Sound of Noise
Directed by Ola Simonsson, Johannes Stjärne Nilsson. Starring Bengt Nilsson, Sanna Persson Halapi, Magnus Börjeson, Anders Vestergard, Fredrik Myhr, Marcus Haraldson Boij, Johannes Björk, Sven Ahlström. (2010, R, 102 min.)
REVIEWED By Marjorie Baumgarten, Fri., March 23, 2012
If you’re looking to fill out your weird quotient for the week, there’s no better option in town right now than this Swedish film doozy. Unique to a fault, Sound of Noise is a daft police procedural, an absurdist comedy, a piece of metaphysical agitprop, a music-performance film with a bit of story attached, and/or none of the above. In the police files, it might be logged as the case of the anarchist percussionists and the tone-deaf detective.
A group of percussive anarchists are running amok in the city, leaving behind a metronome as the only clue to its identity. Its new composition, Music for One City and Six Drummers is a revolutionary piece designed to thwart government restrictions and thumb a nose at the musical establishment. It’s a work in four movements, each movement occurring flash-mob-style at a specific location. The first movement, “Doctor, Doctor, Give Me Gas (In My Ass),” takes place in a hospital’s operating room as the masked drummers wheel in a fat, blowhard patient whose body is used as a percussive instrument along with sundry clamps, tubes, scalpels, and medical devices. Another movement is set in a bank where one of the key musical sounds is that of a paper shredder macerating money. Clearly, the man to solve these bizarre crimes is the brilliant head of the city’s anti-terrorist squad Amadeus Warnebring (Nilson), the tone-deaf, music-hating scion of an otherwise musically gifted family.
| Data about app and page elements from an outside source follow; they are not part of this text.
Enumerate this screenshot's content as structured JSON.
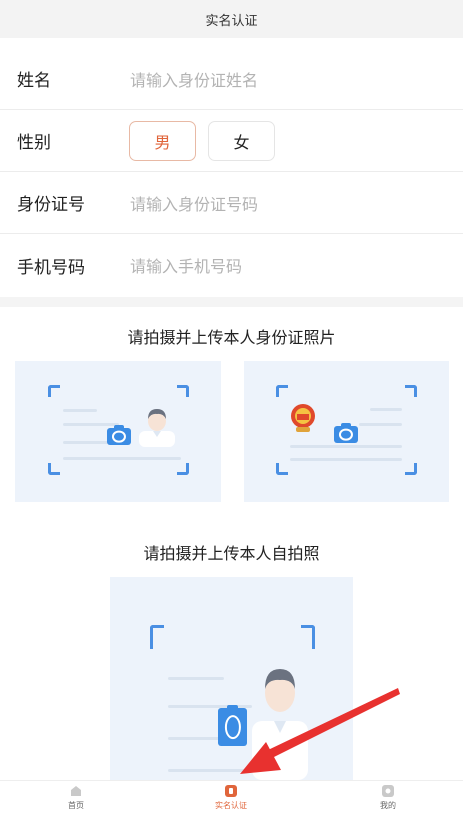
{
  "header": {
    "title": "实名认证"
  },
  "form": {
    "name": {
      "label": "姓名",
      "placeholder": "请输入身份证姓名"
    },
    "gender": {
      "label": "性别",
      "options": [
        "男",
        "女"
      ],
      "selected": "男"
    },
    "id_number": {
      "label": "身份证号",
      "placeholder": "请输入身份证号码"
    },
    "phone": {
      "label": "手机号码",
      "placeholder": "请输入手机号码"
    }
  },
  "id_section": {
    "title": "请拍摄并上传本人身份证照片",
    "front_card": {
      "icon": "camera-icon"
    },
    "back_card": {
      "icon": "camera-icon"
    }
  },
  "selfie_section": {
    "title": "请拍摄并上传本人自拍照",
    "icon": "camera-icon"
  },
  "tabbar": {
    "items": [
      {
        "label": "首页",
        "icon": "home-icon"
      },
      {
        "label": "实名认证",
        "icon": "verify-icon",
        "active": true
      },
      {
        "label": "我的",
        "icon": "profile-icon"
      }
    ]
  },
  "colors": {
    "accent": "#e0653b",
    "camera_blue": "#3b8ce4",
    "card_bg": "#edf3fb",
    "annotation_arrow": "#e8312f"
  }
}
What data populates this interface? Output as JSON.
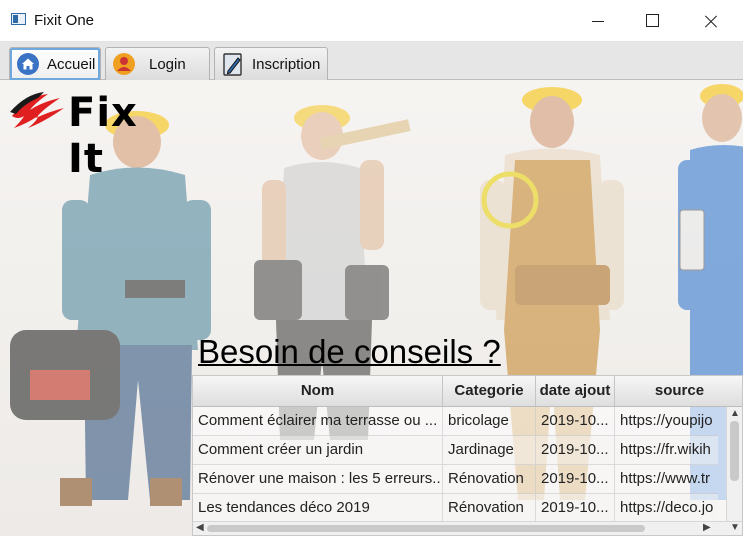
{
  "window": {
    "title": "Fixit One"
  },
  "tabs": [
    {
      "label": "Accueil",
      "icon": "home-icon",
      "active": true
    },
    {
      "label": "Login",
      "icon": "user-icon",
      "active": false
    },
    {
      "label": "Inscription",
      "icon": "clipboard-pen-icon",
      "active": false
    }
  ],
  "logo": {
    "text": "Fix It"
  },
  "headline": "Besoin de conseils ?",
  "table": {
    "columns": [
      "Nom",
      "Categorie",
      "date ajout",
      "source"
    ],
    "rows": [
      [
        "Comment éclairer ma terrasse ou ...",
        "bricolage",
        "2019-10...",
        "https://youpijo"
      ],
      [
        "Comment créer un jardin",
        "Jardinage",
        "2019-10...",
        "https://fr.wikih"
      ],
      [
        "Rénover une maison : les 5 erreurs...",
        "Rénovation",
        "2019-10...",
        "https://www.tr"
      ],
      [
        "Les tendances déco 2019",
        "Rénovation",
        "2019-10...",
        "https://deco.jo"
      ]
    ]
  },
  "colors": {
    "tab_active_border": "#6fa8dc",
    "logo_red": "#e02020",
    "helmet_yellow": "#f5c518"
  }
}
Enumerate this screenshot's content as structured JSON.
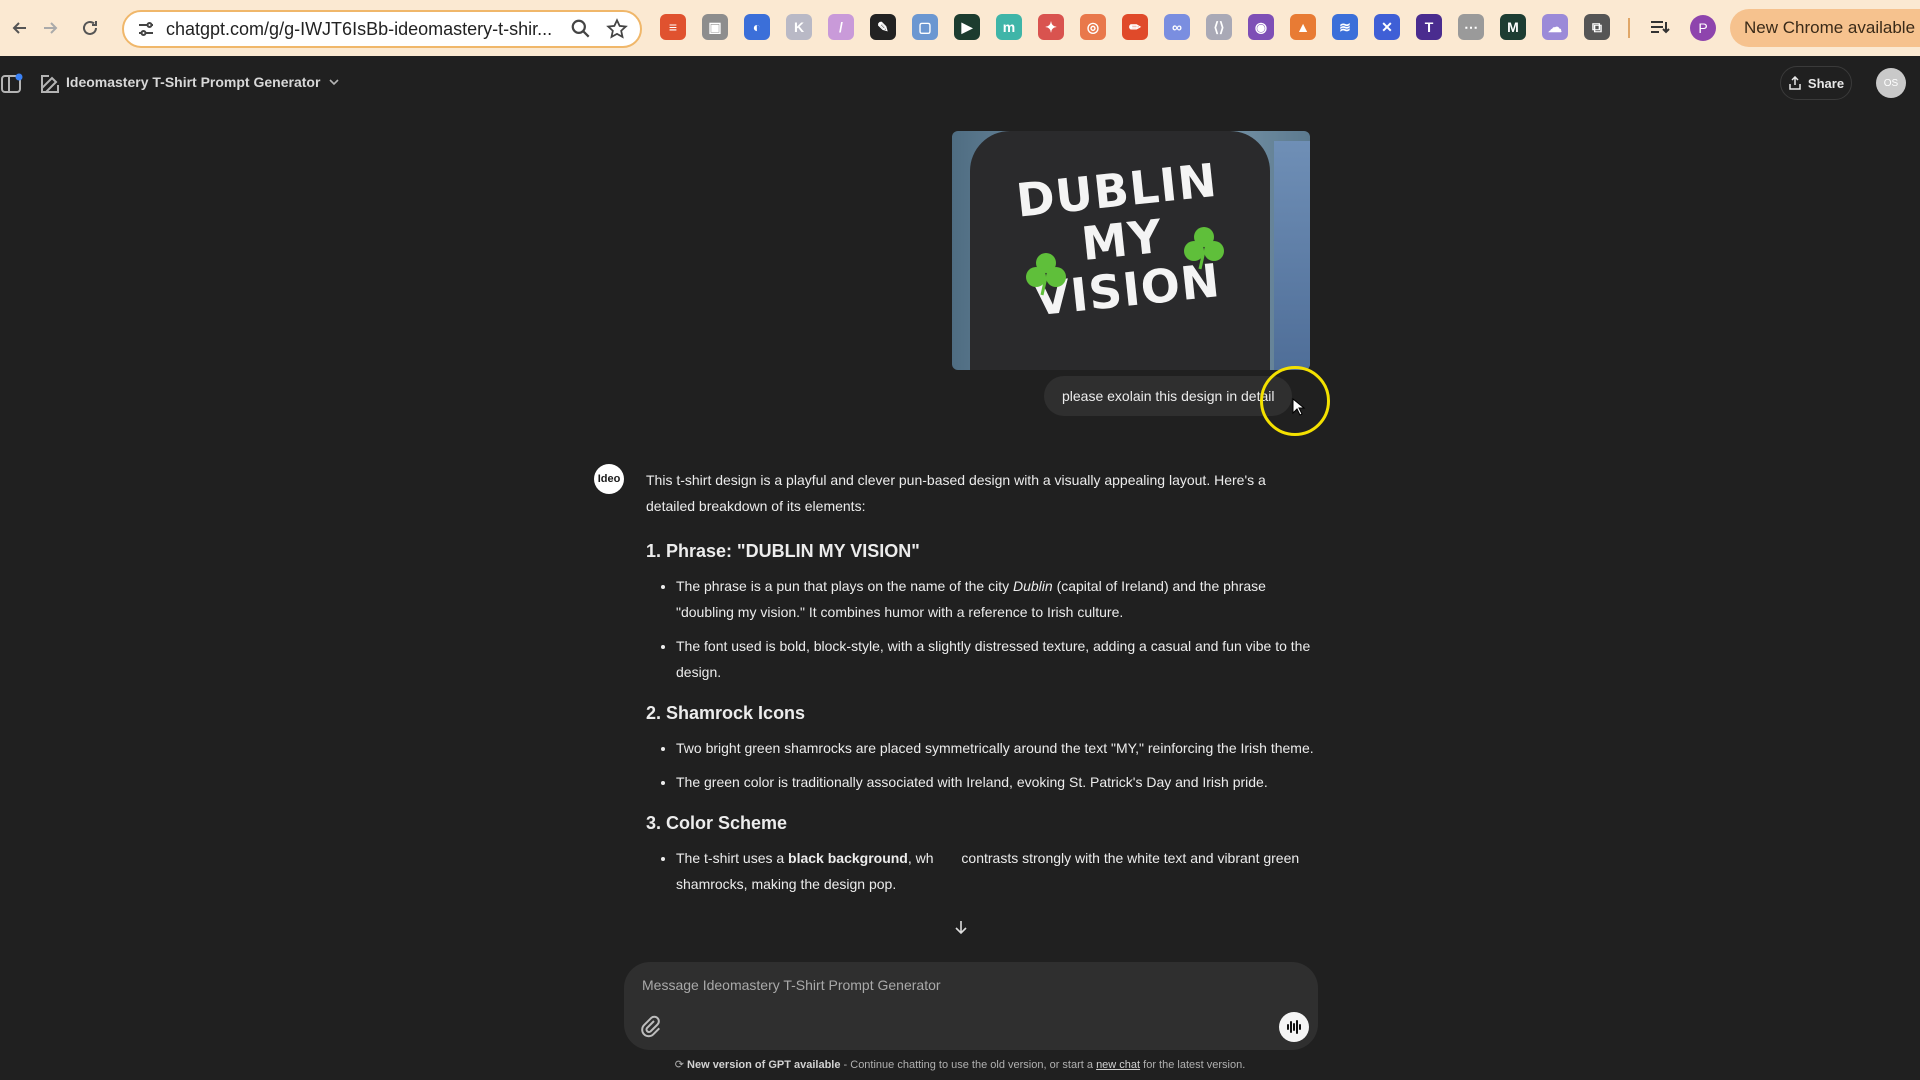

Sour-faced Warnebring is tormented by the case, yet he is also beguiled by the drummers’ ringleader Sanna Persson (Halapi). In her own way, Sanna is a fellow black sheep who was expelled from the conservatory for her unconventional choices of musical instruments. There’s not that much more to Sound of Noise than its absurd premise, although it’s carried out with a degree of conviction that’s hard to beat. The performances are all full-length, which can grow a bit wearying. The effect is as if the performers of Stomp broke loose from the stage to run rampant across the city. The film’s joke is kind of one-note, although it maintains an exhilarating beat throughout. If Sound of Noise is the rhythm of the new city symphony, play on.